[Stored entries]
++++++++++
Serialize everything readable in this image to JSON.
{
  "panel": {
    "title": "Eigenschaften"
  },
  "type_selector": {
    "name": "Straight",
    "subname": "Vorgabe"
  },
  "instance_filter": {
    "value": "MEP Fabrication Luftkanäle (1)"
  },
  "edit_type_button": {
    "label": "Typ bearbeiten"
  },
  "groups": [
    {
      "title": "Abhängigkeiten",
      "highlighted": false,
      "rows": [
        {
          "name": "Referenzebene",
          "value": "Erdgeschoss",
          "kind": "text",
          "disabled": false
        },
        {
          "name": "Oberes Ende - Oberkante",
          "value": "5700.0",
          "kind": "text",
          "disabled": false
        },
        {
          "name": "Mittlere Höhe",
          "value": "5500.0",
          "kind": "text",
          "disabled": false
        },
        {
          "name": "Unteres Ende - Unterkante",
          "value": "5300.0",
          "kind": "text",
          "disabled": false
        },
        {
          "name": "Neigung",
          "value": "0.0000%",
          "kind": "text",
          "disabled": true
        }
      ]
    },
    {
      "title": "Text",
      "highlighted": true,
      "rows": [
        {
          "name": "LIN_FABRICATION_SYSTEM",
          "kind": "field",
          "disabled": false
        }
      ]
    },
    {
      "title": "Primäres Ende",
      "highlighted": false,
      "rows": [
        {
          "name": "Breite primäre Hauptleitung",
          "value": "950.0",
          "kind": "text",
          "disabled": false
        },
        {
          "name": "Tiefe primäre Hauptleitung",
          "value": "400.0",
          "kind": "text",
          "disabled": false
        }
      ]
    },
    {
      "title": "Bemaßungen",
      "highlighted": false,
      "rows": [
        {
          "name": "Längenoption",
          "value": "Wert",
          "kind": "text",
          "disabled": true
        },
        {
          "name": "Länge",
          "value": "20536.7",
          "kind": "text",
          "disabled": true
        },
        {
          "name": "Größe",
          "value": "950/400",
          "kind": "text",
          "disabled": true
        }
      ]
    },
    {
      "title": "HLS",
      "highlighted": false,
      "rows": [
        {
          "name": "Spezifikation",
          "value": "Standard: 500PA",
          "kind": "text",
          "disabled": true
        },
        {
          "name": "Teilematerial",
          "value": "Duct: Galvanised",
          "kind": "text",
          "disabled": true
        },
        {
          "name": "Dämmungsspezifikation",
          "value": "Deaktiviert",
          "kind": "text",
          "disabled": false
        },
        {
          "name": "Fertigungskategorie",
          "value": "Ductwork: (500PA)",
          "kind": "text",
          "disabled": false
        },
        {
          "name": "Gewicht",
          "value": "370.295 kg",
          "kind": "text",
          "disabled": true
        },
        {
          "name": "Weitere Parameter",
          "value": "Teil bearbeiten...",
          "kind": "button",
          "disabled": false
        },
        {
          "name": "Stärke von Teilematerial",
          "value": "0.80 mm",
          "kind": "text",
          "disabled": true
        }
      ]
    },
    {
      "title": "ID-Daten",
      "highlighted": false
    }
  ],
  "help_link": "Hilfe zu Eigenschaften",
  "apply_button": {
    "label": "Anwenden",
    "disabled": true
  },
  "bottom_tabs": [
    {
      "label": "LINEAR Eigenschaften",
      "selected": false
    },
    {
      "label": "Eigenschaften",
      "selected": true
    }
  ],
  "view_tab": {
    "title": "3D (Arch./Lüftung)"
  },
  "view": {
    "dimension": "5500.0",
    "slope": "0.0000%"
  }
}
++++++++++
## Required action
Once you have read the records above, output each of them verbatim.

## Task output
Serialize everything readable in this image to JSON.
{
  "panel": {
    "title": "Eigenschaften"
  },
  "type_selector": {
    "name": "Straight",
    "subname": "Vorgabe"
  },
  "instance_filter": {
    "value": "MEP Fabrication Luftkanäle (1)"
  },
  "edit_type_button": {
    "label": "Typ bearbeiten"
  },
  "groups": [
    {
      "title": "Abhängigkeiten",
      "highlighted": false,
      "rows": [
        {
          "name": "Referenzebene",
          "value": "Erdgeschoss",
          "kind": "text",
          "disabled": false
        },
        {
          "name": "Oberes Ende - Oberkante",
          "value": "5700.0",
          "kind": "text",
          "disabled": false
        },
        {
          "name": "Mittlere Höhe",
          "value": "5500.0",
          "kind": "text",
          "disabled": false
        },
        {
          "name": "Unteres Ende - Unterkante",
          "value": "5300.0",
          "kind": "text",
          "disabled": false
        },
        {
          "name": "Neigung",
          "value": "0.0000%",
          "kind": "text",
          "disabled": true
        }
      ]
    },
    {
      "title": "Text",
      "highlighted": true,
      "rows": [
        {
          "name": "LIN_FABRICATION_SYSTEM",
          "kind": "field",
          "disabled": false
        }
      ]
    },
    {
      "title": "Primäres Ende",
      "highlighted": false,
      "rows": [
        {
          "name": "Breite primäre Hauptleitung",
          "value": "950.0",
          "kind": "text",
          "disabled": false
        },
        {
          "name": "Tiefe primäre Hauptleitung",
          "value": "400.0",
          "kind": "text",
          "disabled": false
        }
      ]
    },
    {
      "title": "Bemaßungen",
      "highlighted": false,
      "rows": [
        {
          "name": "Längenoption",
          "value": "Wert",
          "kind": "text",
          "disabled": true
        },
        {
          "name": "Länge",
          "value": "20536.7",
          "kind": "text",
          "disabled": true
        },
        {
          "name": "Größe",
          "value": "950/400",
          "kind": "text",
          "disabled": true
        }
      ]
    },
    {
      "title": "HLS",
      "highlighted": false,
      "rows": [
        {
          "name": "Spezifikation",
          "value": "Standard: 500PA",
          "kind": "text",
          "disabled": true
        },
        {
          "name": "Teilematerial",
          "value": "Duct: Galvanised",
          "kind": "text",
          "disabled": true
        },
        {
          "name": "Dämmungsspezifikation",
          "value": "Deaktiviert",
          "kind": "text",
          "disabled": false
        },
        {
          "name": "Fertigungskategorie",
          "value": "Ductwork: (500PA)",
          "kind": "text",
          "disabled": false
        },
        {
          "name": "Gewicht",
          "value": "370.295 kg",
          "kind": "text",
          "disabled": true
        },
        {
          "name": "Weitere Parameter",
          "value": "Teil bearbeiten...",
          "kind": "button",
          "disabled": false
        },
        {
          "name": "Stärke von Teilematerial",
          "value": "0.80 mm",
          "kind": "text",
          "disabled": true
        }
      ]
    },
    {
      "title": "ID-Daten",
      "highlighted": false
    }
  ],
  "help_link": "Hilfe zu Eigenschaften",
  "apply_button": {
    "label": "Anwenden",
    "disabled": true
  },
  "bottom_tabs": [
    {
      "label": "LINEAR Eigenschaften",
      "selected": false
    },
    {
      "label": "Eigenschaften",
      "selected": true
    }
  ],
  "view_tab": {
    "title": "3D (Arch./Lüftung)"
  },
  "view": {
    "dimension": "5500.0",
    "slope": "0.0000%"
  }
}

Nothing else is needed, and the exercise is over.